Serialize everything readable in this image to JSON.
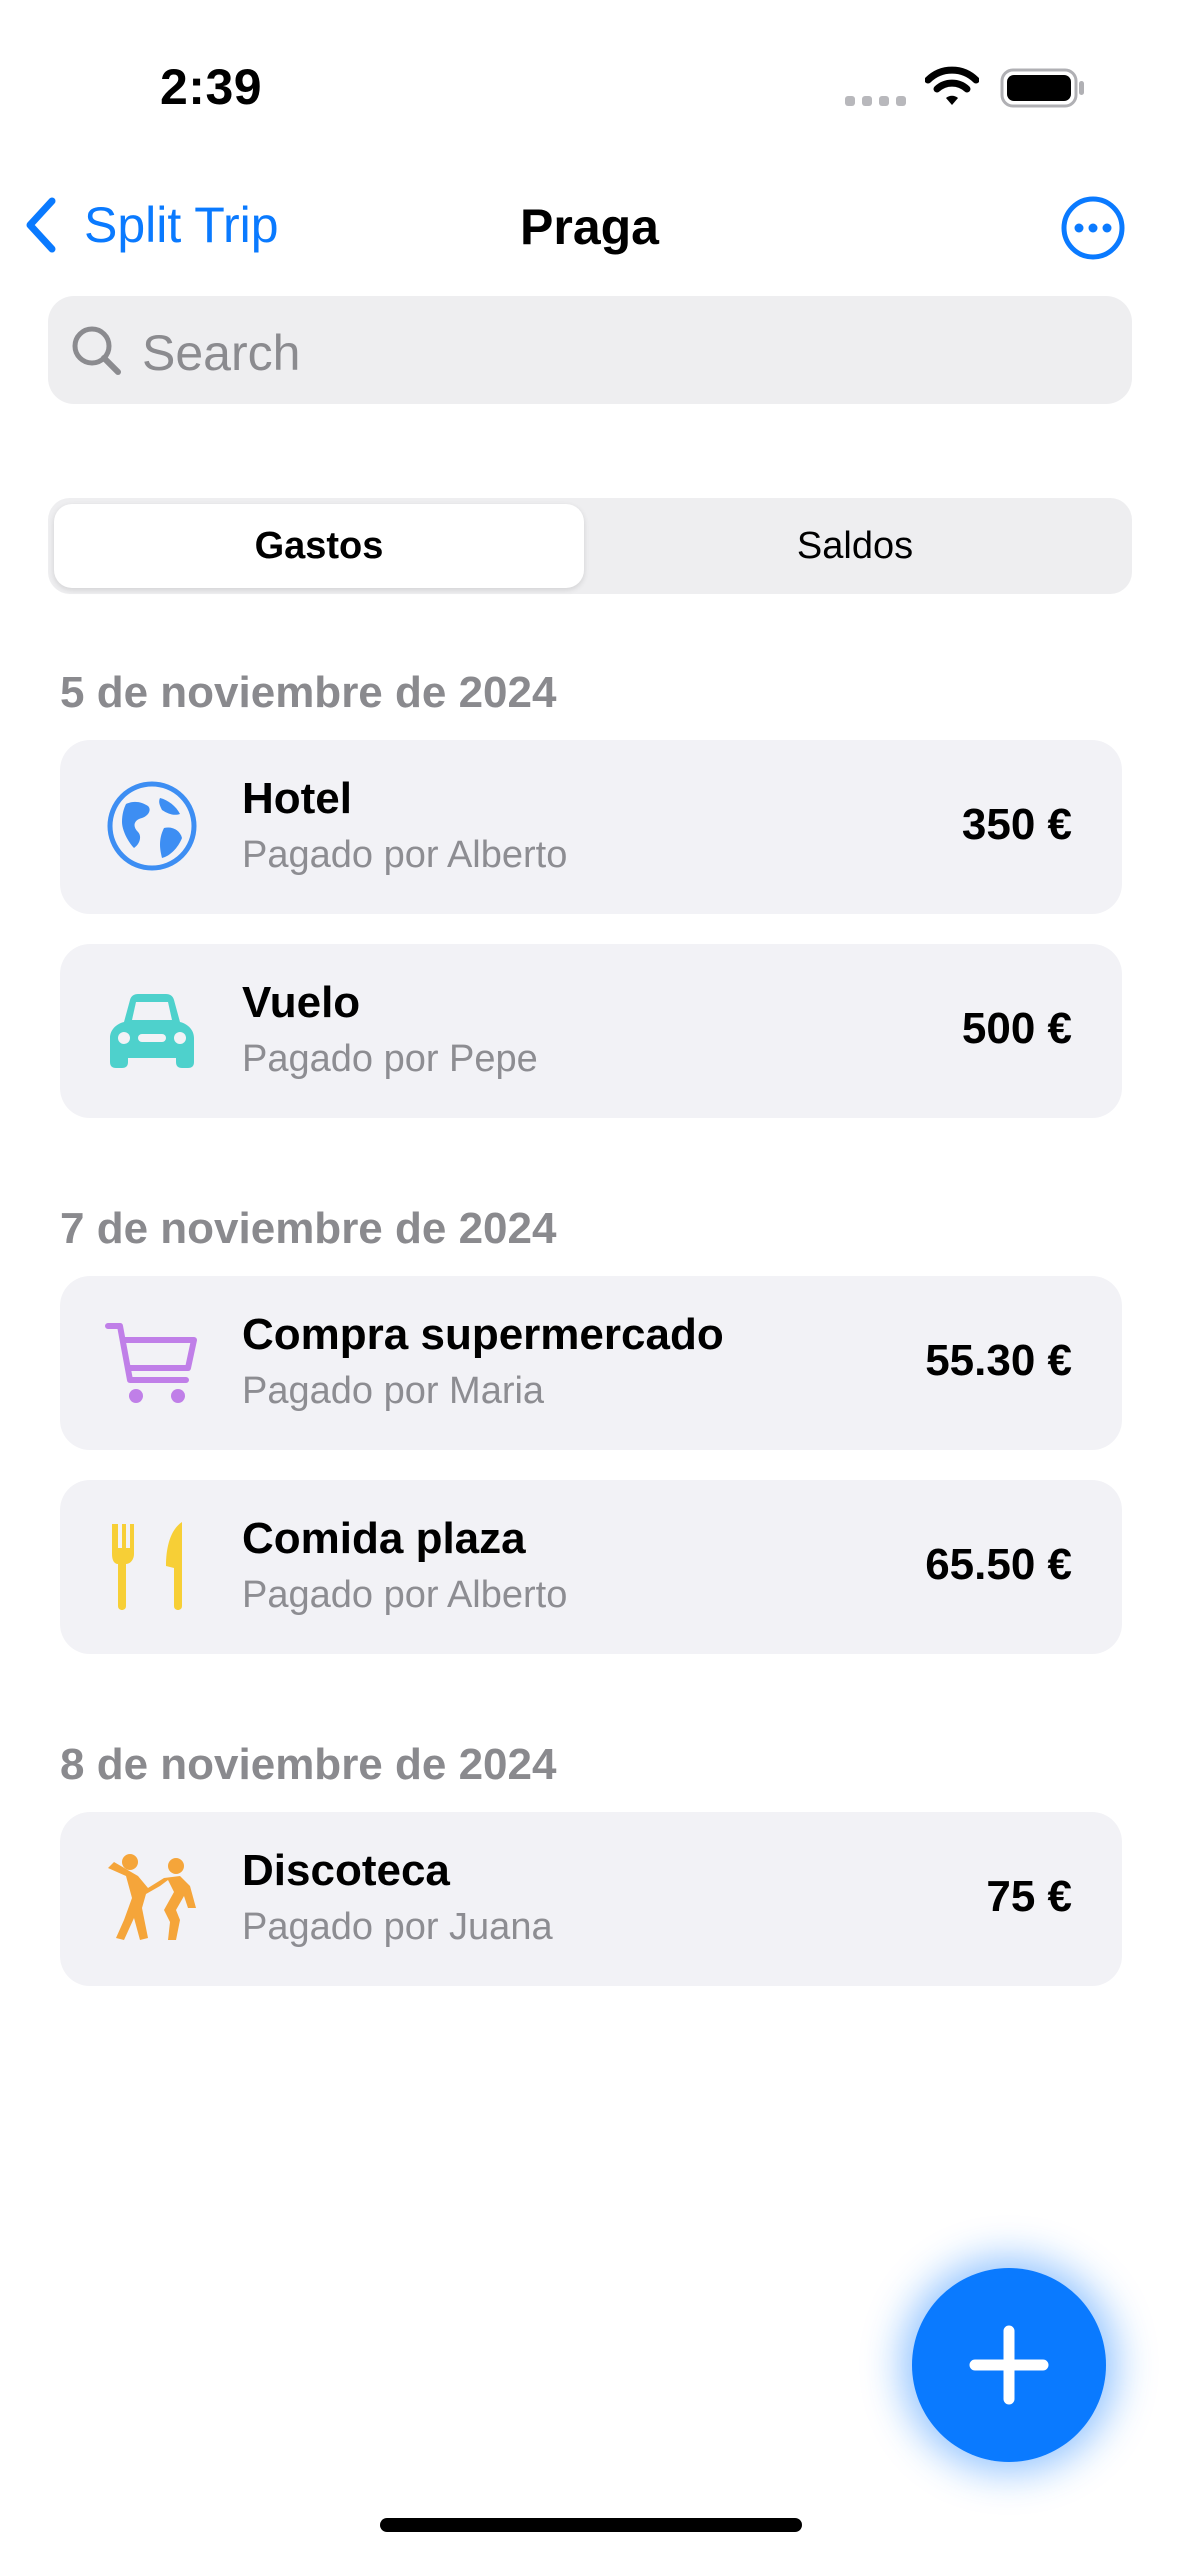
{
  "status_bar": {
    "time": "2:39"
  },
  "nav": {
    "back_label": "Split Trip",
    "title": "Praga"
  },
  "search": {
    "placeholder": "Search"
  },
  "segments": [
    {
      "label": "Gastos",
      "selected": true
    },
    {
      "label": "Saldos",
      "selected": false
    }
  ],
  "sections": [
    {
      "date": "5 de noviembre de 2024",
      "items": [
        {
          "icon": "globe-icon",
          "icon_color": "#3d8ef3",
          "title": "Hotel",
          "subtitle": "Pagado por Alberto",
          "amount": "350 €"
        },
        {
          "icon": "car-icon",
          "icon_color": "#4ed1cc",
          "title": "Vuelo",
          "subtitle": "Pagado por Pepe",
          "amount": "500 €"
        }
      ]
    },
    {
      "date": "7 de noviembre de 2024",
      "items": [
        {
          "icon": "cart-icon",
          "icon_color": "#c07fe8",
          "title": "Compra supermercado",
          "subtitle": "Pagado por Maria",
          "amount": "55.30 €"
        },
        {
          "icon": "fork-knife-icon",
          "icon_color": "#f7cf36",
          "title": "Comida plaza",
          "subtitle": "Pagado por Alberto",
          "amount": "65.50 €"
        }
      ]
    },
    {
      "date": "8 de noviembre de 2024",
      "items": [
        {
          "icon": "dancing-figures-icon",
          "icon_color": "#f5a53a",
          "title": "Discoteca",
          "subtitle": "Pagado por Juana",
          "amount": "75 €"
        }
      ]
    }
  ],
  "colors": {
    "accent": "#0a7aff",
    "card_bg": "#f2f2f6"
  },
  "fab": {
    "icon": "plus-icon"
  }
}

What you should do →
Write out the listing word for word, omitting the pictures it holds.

Solution →
Serialize everything readable in this image to JSON.
{
  "status_bar": {
    "time": "2:39"
  },
  "nav": {
    "back_label": "Split Trip",
    "title": "Praga"
  },
  "search": {
    "placeholder": "Search"
  },
  "segments": [
    {
      "label": "Gastos",
      "selected": true
    },
    {
      "label": "Saldos",
      "selected": false
    }
  ],
  "sections": [
    {
      "date": "5 de noviembre de 2024",
      "items": [
        {
          "icon": "globe-icon",
          "icon_color": "#3d8ef3",
          "title": "Hotel",
          "subtitle": "Pagado por Alberto",
          "amount": "350 €"
        },
        {
          "icon": "car-icon",
          "icon_color": "#4ed1cc",
          "title": "Vuelo",
          "subtitle": "Pagado por Pepe",
          "amount": "500 €"
        }
      ]
    },
    {
      "date": "7 de noviembre de 2024",
      "items": [
        {
          "icon": "cart-icon",
          "icon_color": "#c07fe8",
          "title": "Compra supermercado",
          "subtitle": "Pagado por Maria",
          "amount": "55.30 €"
        },
        {
          "icon": "fork-knife-icon",
          "icon_color": "#f7cf36",
          "title": "Comida plaza",
          "subtitle": "Pagado por Alberto",
          "amount": "65.50 €"
        }
      ]
    },
    {
      "date": "8 de noviembre de 2024",
      "items": [
        {
          "icon": "dancing-figures-icon",
          "icon_color": "#f5a53a",
          "title": "Discoteca",
          "subtitle": "Pagado por Juana",
          "amount": "75 €"
        }
      ]
    }
  ],
  "colors": {
    "accent": "#0a7aff",
    "card_bg": "#f2f2f6"
  },
  "fab": {
    "icon": "plus-icon"
  }
}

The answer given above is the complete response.